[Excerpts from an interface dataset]
=== Begin Enclosure ===

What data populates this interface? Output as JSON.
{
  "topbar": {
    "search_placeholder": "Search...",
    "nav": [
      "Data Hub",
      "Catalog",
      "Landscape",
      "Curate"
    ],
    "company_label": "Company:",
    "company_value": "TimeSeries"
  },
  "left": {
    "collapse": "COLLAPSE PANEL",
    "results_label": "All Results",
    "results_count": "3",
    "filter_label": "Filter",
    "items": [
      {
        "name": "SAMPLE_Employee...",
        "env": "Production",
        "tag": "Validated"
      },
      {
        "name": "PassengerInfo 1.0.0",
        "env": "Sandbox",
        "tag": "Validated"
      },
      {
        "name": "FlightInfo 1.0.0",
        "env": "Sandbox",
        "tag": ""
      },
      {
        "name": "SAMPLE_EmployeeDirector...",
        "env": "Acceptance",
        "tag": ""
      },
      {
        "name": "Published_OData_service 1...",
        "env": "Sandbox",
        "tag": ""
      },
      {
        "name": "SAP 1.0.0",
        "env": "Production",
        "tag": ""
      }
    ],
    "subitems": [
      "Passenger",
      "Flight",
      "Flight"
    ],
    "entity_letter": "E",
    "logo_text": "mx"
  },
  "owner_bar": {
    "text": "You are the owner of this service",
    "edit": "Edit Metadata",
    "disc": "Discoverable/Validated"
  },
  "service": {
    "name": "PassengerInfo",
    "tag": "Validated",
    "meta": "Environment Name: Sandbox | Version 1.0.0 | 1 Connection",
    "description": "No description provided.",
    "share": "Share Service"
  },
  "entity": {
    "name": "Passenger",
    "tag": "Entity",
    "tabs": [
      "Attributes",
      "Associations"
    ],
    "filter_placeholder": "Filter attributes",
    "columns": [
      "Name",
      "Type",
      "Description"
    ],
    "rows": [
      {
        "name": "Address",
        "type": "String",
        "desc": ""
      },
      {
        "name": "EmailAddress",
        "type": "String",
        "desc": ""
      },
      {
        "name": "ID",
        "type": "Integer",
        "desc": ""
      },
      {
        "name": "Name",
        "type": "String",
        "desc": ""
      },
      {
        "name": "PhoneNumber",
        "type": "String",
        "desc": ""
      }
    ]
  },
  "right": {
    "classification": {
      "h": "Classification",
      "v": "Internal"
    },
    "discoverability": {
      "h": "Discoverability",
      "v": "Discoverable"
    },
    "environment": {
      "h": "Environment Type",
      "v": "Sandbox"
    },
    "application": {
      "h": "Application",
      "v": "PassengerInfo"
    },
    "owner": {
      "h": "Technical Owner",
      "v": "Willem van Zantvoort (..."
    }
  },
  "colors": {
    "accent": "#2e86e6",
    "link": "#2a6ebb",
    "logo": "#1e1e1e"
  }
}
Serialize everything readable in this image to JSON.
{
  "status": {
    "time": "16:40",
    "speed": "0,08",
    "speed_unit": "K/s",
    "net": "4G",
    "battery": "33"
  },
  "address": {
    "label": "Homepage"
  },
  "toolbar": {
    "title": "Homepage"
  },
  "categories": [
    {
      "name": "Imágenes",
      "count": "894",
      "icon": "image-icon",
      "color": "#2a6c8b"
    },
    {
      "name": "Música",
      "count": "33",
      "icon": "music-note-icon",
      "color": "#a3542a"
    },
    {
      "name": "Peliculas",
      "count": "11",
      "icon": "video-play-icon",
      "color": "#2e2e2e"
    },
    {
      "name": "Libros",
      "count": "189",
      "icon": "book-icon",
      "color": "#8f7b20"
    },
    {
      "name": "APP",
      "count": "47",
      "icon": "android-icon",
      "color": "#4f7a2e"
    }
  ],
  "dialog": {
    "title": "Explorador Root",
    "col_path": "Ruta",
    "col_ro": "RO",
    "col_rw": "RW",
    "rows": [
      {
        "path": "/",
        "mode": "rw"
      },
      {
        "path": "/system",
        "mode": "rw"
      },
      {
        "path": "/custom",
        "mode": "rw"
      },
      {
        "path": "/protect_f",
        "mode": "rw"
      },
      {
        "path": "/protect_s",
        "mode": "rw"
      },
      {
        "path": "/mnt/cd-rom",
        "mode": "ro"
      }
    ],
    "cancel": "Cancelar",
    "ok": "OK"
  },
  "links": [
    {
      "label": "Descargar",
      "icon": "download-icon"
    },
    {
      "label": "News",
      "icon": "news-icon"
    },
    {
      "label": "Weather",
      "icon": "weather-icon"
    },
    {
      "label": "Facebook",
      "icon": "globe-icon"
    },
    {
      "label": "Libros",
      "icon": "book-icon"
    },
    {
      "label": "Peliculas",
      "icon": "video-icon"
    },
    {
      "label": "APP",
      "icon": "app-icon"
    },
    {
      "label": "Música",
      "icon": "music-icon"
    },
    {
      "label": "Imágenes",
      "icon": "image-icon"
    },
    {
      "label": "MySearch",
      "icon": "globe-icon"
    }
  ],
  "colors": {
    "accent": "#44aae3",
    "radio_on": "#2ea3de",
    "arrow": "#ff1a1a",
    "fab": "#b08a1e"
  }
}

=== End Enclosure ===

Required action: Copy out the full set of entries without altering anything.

Answer space:
What data populates this interface? Output as JSON.
{
  "topbar": {
    "search_placeholder": "Search...",
    "nav": [
      "Data Hub",
      "Catalog",
      "Landscape",
      "Curate"
    ],
    "company_label": "Company:",
    "company_value": "TimeSeries"
  },
  "left": {
    "collapse": "COLLAPSE PANEL",
    "results_label": "All Results",
    "results_count": "3",
    "filter_label": "Filter",
    "items": [
      {
        "name": "SAMPLE_Employee...",
        "env": "Production",
        "tag": "Validated"
      },
      {
        "name": "PassengerInfo 1.0.0",
        "env": "Sandbox",
        "tag": "Validated"
      },
      {
        "name": "FlightInfo 1.0.0",
        "env": "Sandbox",
        "tag": ""
      },
      {
        "name": "SAMPLE_EmployeeDirector...",
        "env": "Acceptance",
        "tag": ""
      },
      {
        "name": "Published_OData_service 1...",
        "env": "Sandbox",
        "tag": ""
      },
      {
        "name": "SAP 1.0.0",
        "env": "Production",
        "tag": ""
      }
    ],
    "subitems": [
      "Passenger",
      "Flight",
      "Flight"
    ],
    "entity_letter": "E",
    "logo_text": "mx"
  },
  "owner_bar": {
    "text": "You are the owner of this service",
    "edit": "Edit Metadata",
    "disc": "Discoverable/Validated"
  },
  "service": {
    "name": "PassengerInfo",
    "tag": "Validated",
    "meta": "Environment Name: Sandbox | Version 1.0.0 | 1 Connection",
    "description": "No description provided.",
    "share": "Share Service"
  },
  "entity": {
    "name": "Passenger",
    "tag": "Entity",
    "tabs": [
      "Attributes",
      "Associations"
    ],
    "filter_placeholder": "Filter attributes",
    "columns": [
      "Name",
      "Type",
      "Description"
    ],
    "rows": [
      {
        "name": "Address",
        "type": "String",
        "desc": ""
      },
      {
        "name": "EmailAddress",
        "type": "String",
        "desc": ""
      },
      {
        "name": "ID",
        "type": "Integer",
        "desc": ""
      },
      {
        "name": "Name",
        "type": "String",
        "desc": ""
      },
      {
        "name": "PhoneNumber",
        "type": "String",
        "desc": ""
      }
    ]
  },
  "right": {
    "classification": {
      "h": "Classification",
      "v": "Internal"
    },
    "discoverability": {
      "h": "Discoverability",
      "v": "Discoverable"
    },
    "environment": {
      "h": "Environment Type",
      "v": "Sandbox"
    },
    "application": {
      "h": "Application",
      "v": "PassengerInfo"
    },
    "owner": {
      "h": "Technical Owner",
      "v": "Willem van Zantvoort (..."
    }
  },
  "colors": {
    "accent": "#2e86e6",
    "link": "#2a6ebb",
    "logo": "#1e1e1e"
  }
}
Serialize everything readable in this image to JSON.
{
  "status": {
    "time": "16:40",
    "speed": "0,08",
    "speed_unit": "K/s",
    "net": "4G",
    "battery": "33"
  },
  "address": {
    "label": "Homepage"
  },
  "toolbar": {
    "title": "Homepage"
  },
  "categories": [
    {
      "name": "Imágenes",
      "count": "894",
      "icon": "image-icon",
      "color": "#2a6c8b"
    },
    {
      "name": "Música",
      "count": "33",
      "icon": "music-note-icon",
      "color": "#a3542a"
    },
    {
      "name": "Peliculas",
      "count": "11",
      "icon": "video-play-icon",
      "color": "#2e2e2e"
    },
    {
      "name": "Libros",
      "count": "189",
      "icon": "book-icon",
      "color": "#8f7b20"
    },
    {
      "name": "APP",
      "count": "47",
      "icon": "android-icon",
      "color": "#4f7a2e"
    }
  ],
  "dialog": {
    "title": "Explorador Root",
    "col_path": "Ruta",
    "col_ro": "RO",
    "col_rw": "RW",
    "rows": [
      {
        "path": "/",
        "mode": "rw"
      },
      {
        "path": "/system",
        "mode": "rw"
      },
      {
        "path": "/custom",
        "mode": "rw"
      },
      {
        "path": "/protect_f",
        "mode": "rw"
      },
      {
        "path": "/protect_s",
        "mode": "rw"
      },
      {
        "path": "/mnt/cd-rom",
        "mode": "ro"
      }
    ],
    "cancel": "Cancelar",
    "ok": "OK"
  },
  "links": [
    {
      "label": "Descargar",
      "icon": "download-icon"
    },
    {
      "label": "News",
      "icon": "news-icon"
    },
    {
      "label": "Weather",
      "icon": "weather-icon"
    },
    {
      "label": "Facebook",
      "icon": "globe-icon"
    },
    {
      "label": "Libros",
      "icon": "book-icon"
    },
    {
      "label": "Peliculas",
      "icon": "video-icon"
    },
    {
      "label": "APP",
      "icon": "app-icon"
    },
    {
      "label": "Música",
      "icon": "music-icon"
    },
    {
      "label": "Imágenes",
      "icon": "image-icon"
    },
    {
      "label": "MySearch",
      "icon": "globe-icon"
    }
  ],
  "colors": {
    "accent": "#44aae3",
    "radio_on": "#2ea3de",
    "arrow": "#ff1a1a",
    "fab": "#b08a1e"
  }
}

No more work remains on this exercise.